Use BizTalk (on-premises BizTalk Server or Azure BizTalk Services) when:

  • Brokered application-to-application message-based integration with data mapping and diverse communication mechanisms are required
  • You need to support service orchestration (on-premises) or workflows (cloud)
  • You need to support Content-Based Routing (CBR)
  • Dealing with long-running processes or configurable business rules
  • Implementing B2B standards (e.g. EDI, AS2, X12, EDIFACT others) for multiple trading partners
  • Integration with popular LOB systems (such as SAP) is required 
  • Visibility into integrated processes via BAM is required
  • You need simple, configurable business rules implemented by a broker

Use MSMQ when: 

  • You need to support simple asynchronous communications between on-premises Windows applications
  • Senders and receivers are not running at the same time
  • Message level logging is required
    • MSMQ makes a useful lightweight local transactional queue to support durable messaging when on-prem (especially if you’re using HTTP)
  • You aren't deploying into Azure (MSMQ isn't available in Azure)

 

A note on Service Bus Relays and Hybrid Connections

When connecting from Azure to on-premises Azure Service Bus Relays and Hybrid Connections initially seem to provide similar capabilities.  Service Bus Relay relies upon Service Bus and WCF while Hybrid Connections relies upon BizTalk Services. Here are some simple guidelines on when to use one over the other. 

 

Use Service Bus Relay when:   

  • You need to build hybrid applications that run both in Azure and on-premises
  • You need to enable a hybrid architecture at a lower cost than using BizTalk Services
  • You need to connect to a WCF service using WCF relay bindings
  • You need support for ACS security
  • You need to configure your own listening component or a WCF Service to use a relay binding
  • You need to avoid installing or using a special "agent" to configure and connect to on-premises web services
  • You can only support web service integrations via ACS
  • You need to consume web services from on-premises (not within Azure)

 

Use Hybrid Connections when:   

  • You need to consume on-premises resources (not just web services) from Azure, not from on-premises
  • You need to connect via any port
  • You need to connect to something other than a WCF service (e.g. an application or a database)
  • You need to support Shared Access Signatures
  • You need to integrate with non-.NET technologies in a hybrid architecture 
  • You need to connect to on-premises resources from Azure using BizTalk Services 

 

Scenarios

Service Bus for Windows Server

 

Azure Service Bus

Performance and Scaling

Azure Service Bus (ASB)

 

Service Bus for Windows Server (SBWS)

  • SBWS supports both scale out (add more compute nodes and databases) as well as scale up (add more memory and CPU to the existing nodes). These two main scenarios lead to different approaches: When a Service Bus farm is planned to support many topics and queues each with low\medium throughput, a scale out approach is recommended as you can keep adding databases and nodes.
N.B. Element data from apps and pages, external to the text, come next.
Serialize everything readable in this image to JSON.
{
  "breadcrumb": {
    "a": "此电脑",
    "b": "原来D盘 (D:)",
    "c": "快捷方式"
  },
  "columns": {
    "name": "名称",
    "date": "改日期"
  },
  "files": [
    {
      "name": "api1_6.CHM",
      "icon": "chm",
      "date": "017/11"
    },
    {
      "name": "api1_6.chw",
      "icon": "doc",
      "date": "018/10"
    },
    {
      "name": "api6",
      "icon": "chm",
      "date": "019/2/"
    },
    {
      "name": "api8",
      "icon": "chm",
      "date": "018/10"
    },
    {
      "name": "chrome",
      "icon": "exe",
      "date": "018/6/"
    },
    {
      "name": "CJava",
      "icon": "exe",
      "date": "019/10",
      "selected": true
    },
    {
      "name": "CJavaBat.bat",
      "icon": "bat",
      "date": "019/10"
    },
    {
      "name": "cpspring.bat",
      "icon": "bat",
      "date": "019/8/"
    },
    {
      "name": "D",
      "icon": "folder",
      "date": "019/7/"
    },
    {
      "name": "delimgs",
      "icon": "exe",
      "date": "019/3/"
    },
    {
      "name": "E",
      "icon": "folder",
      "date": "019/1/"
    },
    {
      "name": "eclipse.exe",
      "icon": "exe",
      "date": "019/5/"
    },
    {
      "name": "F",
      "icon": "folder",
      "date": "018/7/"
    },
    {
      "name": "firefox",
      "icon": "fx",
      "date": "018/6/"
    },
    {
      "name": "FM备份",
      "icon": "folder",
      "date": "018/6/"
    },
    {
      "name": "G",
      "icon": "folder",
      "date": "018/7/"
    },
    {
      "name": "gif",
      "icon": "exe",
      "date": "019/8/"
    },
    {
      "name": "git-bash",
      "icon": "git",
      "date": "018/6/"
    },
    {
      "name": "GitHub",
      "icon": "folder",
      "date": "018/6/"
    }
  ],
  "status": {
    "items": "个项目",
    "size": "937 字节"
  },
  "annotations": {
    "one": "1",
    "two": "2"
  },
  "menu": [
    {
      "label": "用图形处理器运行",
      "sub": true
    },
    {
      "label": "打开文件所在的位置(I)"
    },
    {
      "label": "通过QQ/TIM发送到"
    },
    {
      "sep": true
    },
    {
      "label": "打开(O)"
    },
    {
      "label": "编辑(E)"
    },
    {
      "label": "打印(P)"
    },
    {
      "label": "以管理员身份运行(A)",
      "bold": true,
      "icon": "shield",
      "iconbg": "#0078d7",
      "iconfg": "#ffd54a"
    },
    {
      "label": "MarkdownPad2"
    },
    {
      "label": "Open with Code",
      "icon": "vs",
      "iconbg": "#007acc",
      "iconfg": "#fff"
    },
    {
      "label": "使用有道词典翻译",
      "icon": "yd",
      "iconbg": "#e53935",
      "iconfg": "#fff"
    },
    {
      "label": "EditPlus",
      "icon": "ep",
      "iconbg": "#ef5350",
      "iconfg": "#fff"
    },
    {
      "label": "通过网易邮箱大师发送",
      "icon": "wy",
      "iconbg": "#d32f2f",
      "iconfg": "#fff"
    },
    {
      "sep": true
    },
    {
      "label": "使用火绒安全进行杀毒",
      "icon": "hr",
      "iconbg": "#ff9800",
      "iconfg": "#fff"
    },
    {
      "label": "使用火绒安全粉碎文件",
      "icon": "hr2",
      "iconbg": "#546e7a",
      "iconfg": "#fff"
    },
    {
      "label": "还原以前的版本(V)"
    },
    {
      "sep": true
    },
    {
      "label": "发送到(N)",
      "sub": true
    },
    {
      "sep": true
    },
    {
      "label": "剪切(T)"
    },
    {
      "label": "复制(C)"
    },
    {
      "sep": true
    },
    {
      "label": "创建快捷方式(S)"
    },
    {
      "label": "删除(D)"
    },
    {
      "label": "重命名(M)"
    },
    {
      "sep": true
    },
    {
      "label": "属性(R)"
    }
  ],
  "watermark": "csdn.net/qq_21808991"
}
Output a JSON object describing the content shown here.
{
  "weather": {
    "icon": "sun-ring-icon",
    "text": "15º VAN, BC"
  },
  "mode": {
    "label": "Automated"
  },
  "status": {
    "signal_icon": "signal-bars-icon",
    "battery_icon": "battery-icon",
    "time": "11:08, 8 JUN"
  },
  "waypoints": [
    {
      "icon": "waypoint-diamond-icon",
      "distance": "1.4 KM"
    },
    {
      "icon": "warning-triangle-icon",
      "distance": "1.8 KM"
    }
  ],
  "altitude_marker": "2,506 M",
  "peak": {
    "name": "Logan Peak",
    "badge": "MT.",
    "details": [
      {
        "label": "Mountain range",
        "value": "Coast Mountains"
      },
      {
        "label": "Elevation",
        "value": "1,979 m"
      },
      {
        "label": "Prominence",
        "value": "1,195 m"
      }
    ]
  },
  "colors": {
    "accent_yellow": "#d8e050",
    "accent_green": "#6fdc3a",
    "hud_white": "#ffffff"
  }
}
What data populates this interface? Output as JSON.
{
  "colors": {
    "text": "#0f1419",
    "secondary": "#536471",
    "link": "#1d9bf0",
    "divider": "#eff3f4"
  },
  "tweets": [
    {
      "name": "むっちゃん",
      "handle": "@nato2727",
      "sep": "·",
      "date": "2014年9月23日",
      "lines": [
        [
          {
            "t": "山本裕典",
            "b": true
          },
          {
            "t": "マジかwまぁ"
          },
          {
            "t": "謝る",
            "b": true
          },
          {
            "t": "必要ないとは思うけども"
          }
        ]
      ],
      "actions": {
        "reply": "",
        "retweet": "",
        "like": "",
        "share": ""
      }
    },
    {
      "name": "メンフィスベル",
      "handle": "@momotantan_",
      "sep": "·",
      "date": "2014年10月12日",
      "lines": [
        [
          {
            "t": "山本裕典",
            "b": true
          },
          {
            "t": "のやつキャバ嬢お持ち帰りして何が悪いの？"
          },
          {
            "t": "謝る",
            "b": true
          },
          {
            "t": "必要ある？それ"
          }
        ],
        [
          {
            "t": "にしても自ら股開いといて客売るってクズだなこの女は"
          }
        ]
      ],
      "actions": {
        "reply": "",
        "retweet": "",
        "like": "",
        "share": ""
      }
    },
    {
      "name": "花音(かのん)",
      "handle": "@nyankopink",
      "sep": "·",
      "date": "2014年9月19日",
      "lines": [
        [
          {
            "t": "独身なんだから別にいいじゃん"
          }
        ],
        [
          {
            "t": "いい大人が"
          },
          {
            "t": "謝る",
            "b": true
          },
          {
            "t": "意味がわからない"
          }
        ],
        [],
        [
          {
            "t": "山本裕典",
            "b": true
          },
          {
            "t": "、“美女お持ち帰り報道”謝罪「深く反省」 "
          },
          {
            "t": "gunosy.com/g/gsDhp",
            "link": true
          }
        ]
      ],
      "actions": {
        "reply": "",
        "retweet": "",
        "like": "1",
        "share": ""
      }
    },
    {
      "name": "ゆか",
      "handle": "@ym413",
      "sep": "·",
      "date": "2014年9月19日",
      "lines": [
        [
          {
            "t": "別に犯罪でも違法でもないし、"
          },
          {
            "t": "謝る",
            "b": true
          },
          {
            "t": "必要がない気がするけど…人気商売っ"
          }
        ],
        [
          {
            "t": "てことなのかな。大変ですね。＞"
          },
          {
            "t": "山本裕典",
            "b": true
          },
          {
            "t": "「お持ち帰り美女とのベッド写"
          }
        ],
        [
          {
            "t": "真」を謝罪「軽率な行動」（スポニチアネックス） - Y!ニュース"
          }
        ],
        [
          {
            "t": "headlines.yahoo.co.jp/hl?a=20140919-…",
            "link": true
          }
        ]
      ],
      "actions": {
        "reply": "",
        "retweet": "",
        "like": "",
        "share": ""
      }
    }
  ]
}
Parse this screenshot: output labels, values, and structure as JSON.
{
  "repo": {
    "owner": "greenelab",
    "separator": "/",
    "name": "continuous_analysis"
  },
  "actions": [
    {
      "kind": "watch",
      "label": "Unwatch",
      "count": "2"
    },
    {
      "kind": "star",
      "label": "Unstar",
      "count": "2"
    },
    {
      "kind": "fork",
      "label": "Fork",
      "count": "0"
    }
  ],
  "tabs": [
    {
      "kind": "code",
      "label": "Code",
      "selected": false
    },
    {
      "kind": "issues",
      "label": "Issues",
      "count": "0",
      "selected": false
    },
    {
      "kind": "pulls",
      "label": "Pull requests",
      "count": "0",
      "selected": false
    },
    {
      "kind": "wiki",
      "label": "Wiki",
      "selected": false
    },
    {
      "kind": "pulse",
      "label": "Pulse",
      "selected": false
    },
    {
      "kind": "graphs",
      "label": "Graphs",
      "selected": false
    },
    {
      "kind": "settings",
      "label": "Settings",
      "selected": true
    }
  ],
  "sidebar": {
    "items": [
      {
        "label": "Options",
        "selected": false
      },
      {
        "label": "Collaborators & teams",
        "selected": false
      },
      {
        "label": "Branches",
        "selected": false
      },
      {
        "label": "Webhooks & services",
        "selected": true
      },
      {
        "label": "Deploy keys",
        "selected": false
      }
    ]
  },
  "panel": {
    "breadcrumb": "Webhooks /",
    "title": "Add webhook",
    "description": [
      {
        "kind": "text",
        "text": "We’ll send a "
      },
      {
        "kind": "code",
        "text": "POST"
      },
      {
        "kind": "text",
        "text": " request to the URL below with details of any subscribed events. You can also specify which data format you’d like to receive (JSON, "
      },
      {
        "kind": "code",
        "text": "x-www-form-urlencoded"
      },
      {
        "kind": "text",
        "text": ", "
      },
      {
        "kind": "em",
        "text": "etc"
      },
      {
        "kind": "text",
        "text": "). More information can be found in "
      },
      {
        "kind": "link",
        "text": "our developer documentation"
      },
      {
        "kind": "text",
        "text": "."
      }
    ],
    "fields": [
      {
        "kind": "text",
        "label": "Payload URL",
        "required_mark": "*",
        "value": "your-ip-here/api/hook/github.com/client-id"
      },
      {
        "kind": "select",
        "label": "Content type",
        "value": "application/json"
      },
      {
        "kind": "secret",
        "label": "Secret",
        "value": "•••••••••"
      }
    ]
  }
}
However, when high throughput of small numbers of topics and queues is expected, it is recommended to add more CPU and memory to your existing hosts and database servers.
  • For more details see MSDN for SBWS Performance Considerations

Business continuity   

Azure Service Bus (ASB)

 

 

Service Bus for Windows Server (SBWS)

 

Security

 

Manage

  • Deployment:
    • Azure Service Bus:
    • Service Bus for Windows Server:
      • SBWS runs on-premises and must be installed and configured on a Server 2013 or Server 2008 R2 machine (you can also install it on Win7 or Win8 for individual developer usage). SQL Server 2012 or 2008 is also required (Enterprise or Express versions). OS and application patching and updating must be handled by a local support team. Storage is provided by SQL Server and must be managed by a local support team. Backups and business continuity must be managed by a local support team.
      • See MSDN documentation on Planning and Configuring SBWS
      • See MSDN documentation on Managing Service Bus for Windows Server
      • See MSDN documentation on using Service Bus Explorer with Service Bus for Windows Server

 

 

 

Troubleshooting:

 

Tools and Scripts

 

References and Resources